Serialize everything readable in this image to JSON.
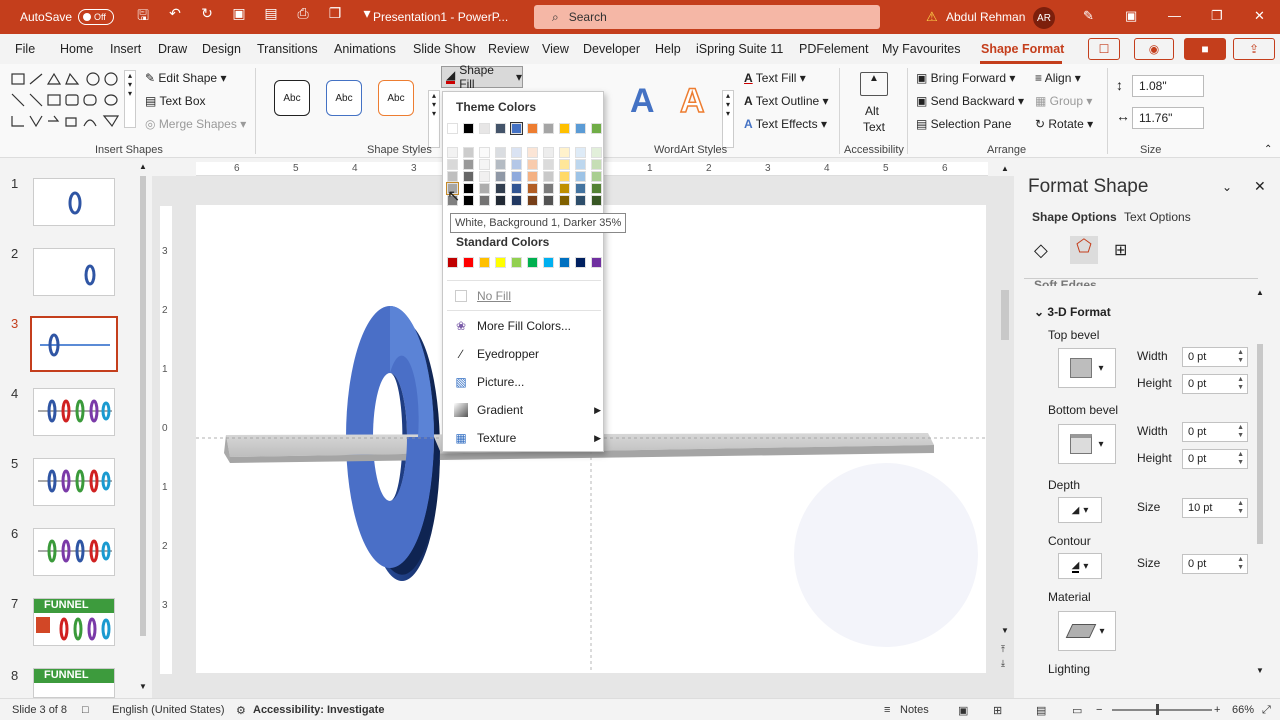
{
  "titlebar": {
    "autosave_label": "AutoSave",
    "autosave_state": "Off",
    "document_title": "Presentation1 - PowerP...",
    "search_placeholder": "Search",
    "user_name": "Abdul Rehman",
    "user_initials": "AR",
    "accent_color": "#c43e1c"
  },
  "menu": {
    "tabs": [
      "File",
      "Home",
      "Insert",
      "Draw",
      "Design",
      "Transitions",
      "Animations",
      "Slide Show",
      "Review",
      "View",
      "Developer",
      "Help",
      "iSpring Suite 11",
      "PDFelement",
      "My Favourites",
      "Shape Format"
    ],
    "active_tab": "Shape Format"
  },
  "ribbon": {
    "insert_shapes": {
      "edit_shape": "Edit Shape",
      "text_box": "Text Box",
      "merge_shapes": "Merge Shapes",
      "group_label": "Insert Shapes"
    },
    "shape_styles": {
      "samples": [
        "Abc",
        "Abc",
        "Abc"
      ],
      "shape_fill": "Shape Fill",
      "group_label": "Shape Styles"
    },
    "wordart": {
      "text_fill": "Text Fill",
      "text_outline": "Text Outline",
      "text_effects": "Text Effects",
      "group_label": "WordArt Styles"
    },
    "accessibility": {
      "alt_text_line1": "Alt",
      "alt_text_line2": "Text",
      "group_label": "Accessibility"
    },
    "arrange": {
      "bring_forward": "Bring Forward",
      "send_backward": "Send Backward",
      "selection_pane": "Selection Pane",
      "align": "Align",
      "group": "Group",
      "rotate": "Rotate",
      "group_label": "Arrange"
    },
    "size": {
      "height": "1.08\"",
      "width": "11.76\"",
      "group_label": "Size"
    }
  },
  "ruler": {
    "top_ticks": [
      "6",
      "5",
      "4",
      "3",
      "2",
      "1",
      "0",
      "1",
      "2",
      "3",
      "4",
      "5",
      "6"
    ],
    "left_ticks": [
      "3",
      "2",
      "1",
      "0",
      "1",
      "2",
      "3"
    ]
  },
  "slides": {
    "numbers": [
      "1",
      "2",
      "3",
      "4",
      "5",
      "6",
      "7",
      "8"
    ],
    "active": "3",
    "funnel_label": "FUNNEL"
  },
  "shape_fill_menu": {
    "theme_colors_heading": "Theme Colors",
    "theme_top_row": [
      "#ffffff",
      "#000000",
      "#e7e6e6",
      "#44546a",
      "#4472c4",
      "#ed7d31",
      "#a5a5a5",
      "#ffc000",
      "#5b9bd5",
      "#70ad47"
    ],
    "standard_colors_heading": "Standard Colors",
    "standard_colors": [
      "#c00000",
      "#ff0000",
      "#ffc000",
      "#ffff00",
      "#92d050",
      "#00b050",
      "#00b0f0",
      "#0070c0",
      "#002060",
      "#7030a0"
    ],
    "no_fill": "No Fill",
    "more_fill_colors": "More Fill Colors...",
    "eyedropper": "Eyedropper",
    "picture": "Picture...",
    "gradient": "Gradient",
    "texture": "Texture",
    "tooltip": "White, Background 1, Darker 35%"
  },
  "format_pane": {
    "title": "Format Shape",
    "tab_shape_options": "Shape Options",
    "tab_text_options": "Text Options",
    "section_prev": "Soft Edges",
    "section": "3-D Format",
    "top_bevel": "Top bevel",
    "bottom_bevel": "Bottom bevel",
    "width_label": "Width",
    "height_label": "Height",
    "top_width": "0 pt",
    "top_height": "0 pt",
    "bottom_width": "0 pt",
    "bottom_height": "0 pt",
    "depth": "Depth",
    "depth_size_label": "Size",
    "depth_size": "10 pt",
    "contour": "Contour",
    "contour_size_label": "Size",
    "contour_size": "0 pt",
    "material": "Material",
    "lighting": "Lighting"
  },
  "statusbar": {
    "slide_info": "Slide 3 of 8",
    "language": "English (United States)",
    "accessibility": "Accessibility: Investigate",
    "notes": "Notes",
    "zoom": "66%"
  }
}
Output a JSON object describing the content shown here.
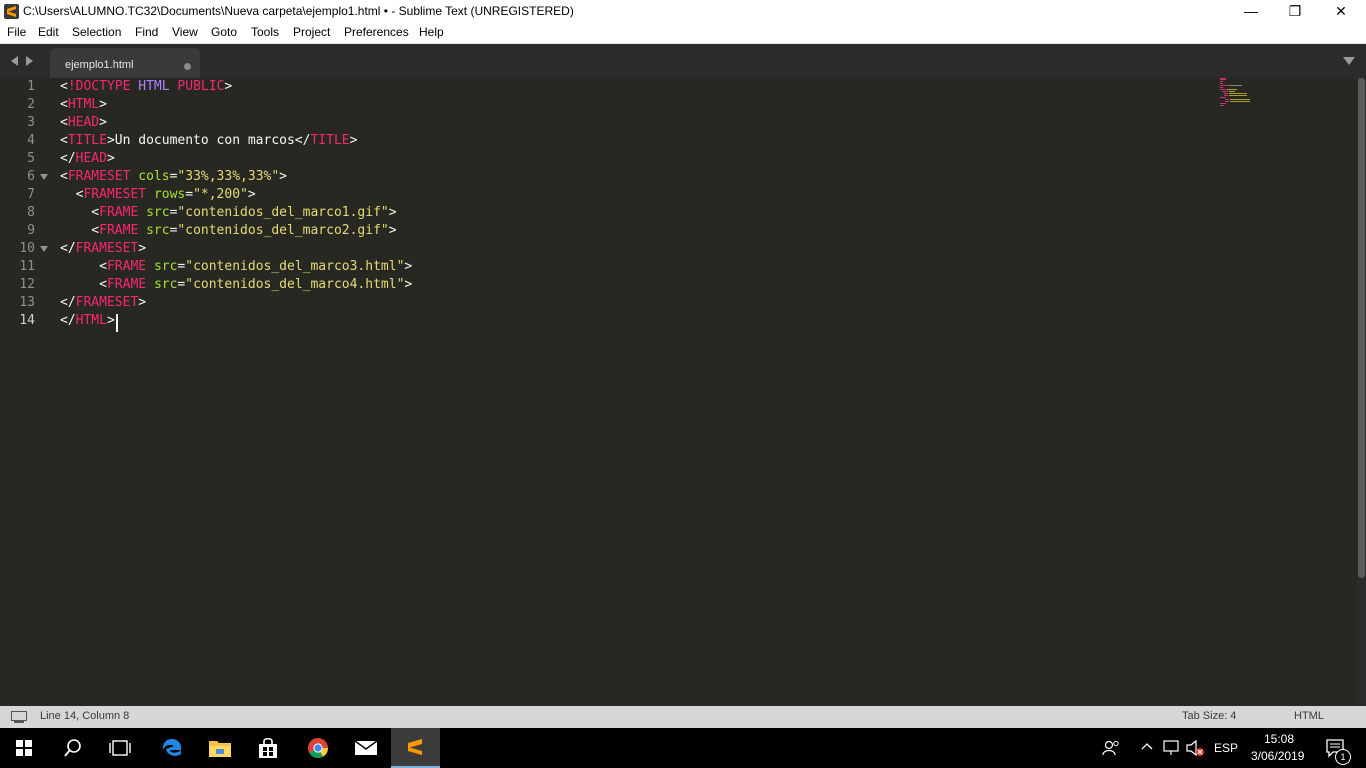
{
  "window": {
    "title": "C:\\Users\\ALUMNO.TC32\\Documents\\Nueva carpeta\\ejemplo1.html • - Sublime Text (UNREGISTERED)",
    "minimize": "—",
    "maximize": "❐",
    "close": "✕"
  },
  "menu": [
    "File",
    "Edit",
    "Selection",
    "Find",
    "View",
    "Goto",
    "Tools",
    "Project",
    "Preferences",
    "Help"
  ],
  "tab": {
    "label": "ejemplo1.html"
  },
  "editor": {
    "line_numbers": [
      "1",
      "2",
      "3",
      "4",
      "5",
      "6",
      "7",
      "8",
      "9",
      "10",
      "11",
      "12",
      "13",
      "14"
    ],
    "lines": [
      [
        {
          "t": "<",
          "c": "txt"
        },
        {
          "t": "!DOCTYPE",
          "c": "tag"
        },
        {
          "t": " ",
          "c": "txt"
        },
        {
          "t": "HTML",
          "c": "kw"
        },
        {
          "t": " ",
          "c": "txt"
        },
        {
          "t": "PUBLIC",
          "c": "tag"
        },
        {
          "t": ">",
          "c": "txt"
        }
      ],
      [
        {
          "t": "<",
          "c": "txt"
        },
        {
          "t": "HTML",
          "c": "tag"
        },
        {
          "t": ">",
          "c": "txt"
        }
      ],
      [
        {
          "t": "<",
          "c": "txt"
        },
        {
          "t": "HEAD",
          "c": "tag"
        },
        {
          "t": ">",
          "c": "txt"
        }
      ],
      [
        {
          "t": "<",
          "c": "txt"
        },
        {
          "t": "TITLE",
          "c": "tag"
        },
        {
          "t": ">Un documento con marcos</",
          "c": "txt"
        },
        {
          "t": "TITLE",
          "c": "tag"
        },
        {
          "t": ">",
          "c": "txt"
        }
      ],
      [
        {
          "t": "</",
          "c": "txt"
        },
        {
          "t": "HEAD",
          "c": "tag"
        },
        {
          "t": ">",
          "c": "txt"
        }
      ],
      [
        {
          "t": "<",
          "c": "txt"
        },
        {
          "t": "FRAMESET",
          "c": "tag"
        },
        {
          "t": " ",
          "c": "txt"
        },
        {
          "t": "cols",
          "c": "attr"
        },
        {
          "t": "=",
          "c": "txt"
        },
        {
          "t": "\"33%,33%,33%\"",
          "c": "str"
        },
        {
          "t": ">",
          "c": "txt"
        }
      ],
      [
        {
          "t": "  <",
          "c": "txt"
        },
        {
          "t": "FRAMESET",
          "c": "tag"
        },
        {
          "t": " ",
          "c": "txt"
        },
        {
          "t": "rows",
          "c": "attr"
        },
        {
          "t": "=",
          "c": "txt"
        },
        {
          "t": "\"*,200\"",
          "c": "str"
        },
        {
          "t": ">",
          "c": "txt"
        }
      ],
      [
        {
          "t": "    <",
          "c": "txt"
        },
        {
          "t": "FRAME",
          "c": "tag"
        },
        {
          "t": " ",
          "c": "txt"
        },
        {
          "t": "src",
          "c": "attr"
        },
        {
          "t": "=",
          "c": "txt"
        },
        {
          "t": "\"contenidos_del_marco1.gif\"",
          "c": "str"
        },
        {
          "t": ">",
          "c": "txt"
        }
      ],
      [
        {
          "t": "    <",
          "c": "txt"
        },
        {
          "t": "FRAME",
          "c": "tag"
        },
        {
          "t": " ",
          "c": "txt"
        },
        {
          "t": "src",
          "c": "attr"
        },
        {
          "t": "=",
          "c": "txt"
        },
        {
          "t": "\"contenidos_del_marco2.gif\"",
          "c": "str"
        },
        {
          "t": ">",
          "c": "txt"
        }
      ],
      [
        {
          "t": "</",
          "c": "txt"
        },
        {
          "t": "FRAMESET",
          "c": "tag"
        },
        {
          "t": ">",
          "c": "txt"
        }
      ],
      [
        {
          "t": "     <",
          "c": "txt"
        },
        {
          "t": "FRAME",
          "c": "tag"
        },
        {
          "t": " ",
          "c": "txt"
        },
        {
          "t": "src",
          "c": "attr"
        },
        {
          "t": "=",
          "c": "txt"
        },
        {
          "t": "\"contenidos_del_marco3.html\"",
          "c": "str"
        },
        {
          "t": ">",
          "c": "txt"
        }
      ],
      [
        {
          "t": "     <",
          "c": "txt"
        },
        {
          "t": "FRAME",
          "c": "tag"
        },
        {
          "t": " ",
          "c": "txt"
        },
        {
          "t": "src",
          "c": "attr"
        },
        {
          "t": "=",
          "c": "txt"
        },
        {
          "t": "\"contenidos_del_marco4.html\"",
          "c": "str"
        },
        {
          "t": ">",
          "c": "txt"
        }
      ],
      [
        {
          "t": "</",
          "c": "txt"
        },
        {
          "t": "FRAMESET",
          "c": "tag"
        },
        {
          "t": ">",
          "c": "txt"
        }
      ],
      [
        {
          "t": "</",
          "c": "txt"
        },
        {
          "t": "HTML",
          "c": "tag"
        },
        {
          "t": ">",
          "c": "txt"
        }
      ]
    ],
    "fold_lines": [
      "6",
      "10"
    ],
    "current_line": "14"
  },
  "status": {
    "position": "Line 14, Column 8",
    "tab_size": "Tab Size: 4",
    "syntax": "HTML"
  },
  "taskbar": {
    "icons": [
      "windows-start-icon",
      "search-icon",
      "task-view-icon",
      "edge-icon",
      "file-explorer-icon",
      "store-icon",
      "chrome-icon",
      "mail-icon",
      "sublime-text-icon"
    ],
    "language": "ESP",
    "time": "15:08",
    "date": "3/06/2019",
    "notification_count": "1"
  },
  "colors": {
    "editor_bg": "#272822",
    "tag": "#f92672",
    "attribute": "#a6e22e",
    "string": "#e6db74",
    "keyword": "#ae81ff",
    "text": "#f8f8f2"
  }
}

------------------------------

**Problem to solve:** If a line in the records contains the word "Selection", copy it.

**Solution below:**
      "selection_pane": "Selection Pane",
    "Selection",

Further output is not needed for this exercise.